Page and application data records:

>>>>>

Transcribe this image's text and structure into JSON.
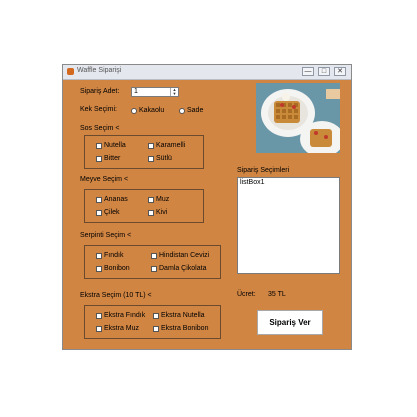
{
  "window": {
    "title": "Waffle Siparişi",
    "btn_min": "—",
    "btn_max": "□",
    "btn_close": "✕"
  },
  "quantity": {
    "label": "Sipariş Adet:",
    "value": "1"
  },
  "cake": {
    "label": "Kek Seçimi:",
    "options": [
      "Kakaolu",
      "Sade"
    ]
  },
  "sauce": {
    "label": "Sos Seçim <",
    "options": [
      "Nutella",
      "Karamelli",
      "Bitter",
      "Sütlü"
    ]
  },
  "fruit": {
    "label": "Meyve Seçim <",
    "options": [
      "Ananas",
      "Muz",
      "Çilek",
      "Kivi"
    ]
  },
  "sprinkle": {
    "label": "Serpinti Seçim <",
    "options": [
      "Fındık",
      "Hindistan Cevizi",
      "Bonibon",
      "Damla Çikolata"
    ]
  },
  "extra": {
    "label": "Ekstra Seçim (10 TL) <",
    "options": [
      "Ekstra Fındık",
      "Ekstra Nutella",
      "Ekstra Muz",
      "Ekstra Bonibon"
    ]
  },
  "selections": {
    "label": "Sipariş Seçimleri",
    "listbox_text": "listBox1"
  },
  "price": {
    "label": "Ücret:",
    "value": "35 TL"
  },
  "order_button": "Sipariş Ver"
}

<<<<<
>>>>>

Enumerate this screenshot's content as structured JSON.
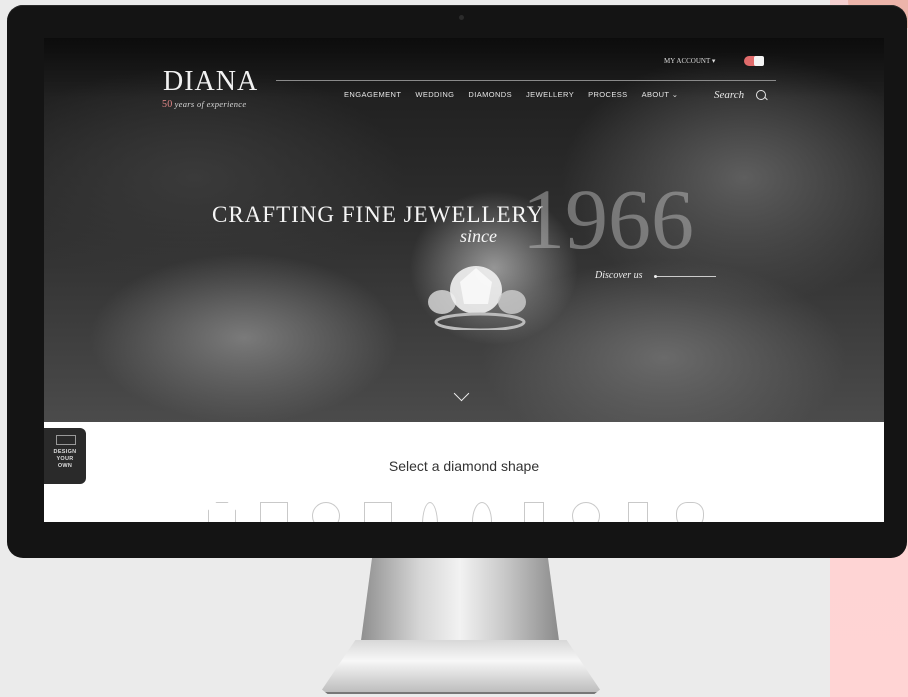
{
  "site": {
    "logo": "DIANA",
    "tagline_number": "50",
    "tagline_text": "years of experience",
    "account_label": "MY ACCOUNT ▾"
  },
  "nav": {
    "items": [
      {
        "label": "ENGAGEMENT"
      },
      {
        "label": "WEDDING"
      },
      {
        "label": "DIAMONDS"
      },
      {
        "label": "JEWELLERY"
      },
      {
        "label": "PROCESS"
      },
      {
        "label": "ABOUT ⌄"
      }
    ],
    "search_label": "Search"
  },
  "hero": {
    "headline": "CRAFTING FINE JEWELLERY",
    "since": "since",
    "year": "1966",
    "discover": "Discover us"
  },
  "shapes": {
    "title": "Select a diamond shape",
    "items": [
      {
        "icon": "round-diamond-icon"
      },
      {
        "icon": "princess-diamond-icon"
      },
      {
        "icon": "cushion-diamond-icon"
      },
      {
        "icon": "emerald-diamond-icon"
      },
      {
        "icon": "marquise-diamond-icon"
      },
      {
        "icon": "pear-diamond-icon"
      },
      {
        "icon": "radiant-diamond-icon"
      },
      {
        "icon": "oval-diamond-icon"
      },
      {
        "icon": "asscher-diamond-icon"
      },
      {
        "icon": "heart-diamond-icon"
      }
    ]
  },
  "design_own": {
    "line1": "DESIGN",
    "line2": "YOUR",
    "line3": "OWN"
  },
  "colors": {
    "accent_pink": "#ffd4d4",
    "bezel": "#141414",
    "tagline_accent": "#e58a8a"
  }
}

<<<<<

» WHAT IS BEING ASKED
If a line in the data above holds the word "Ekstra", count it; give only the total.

» TASK ANSWER
5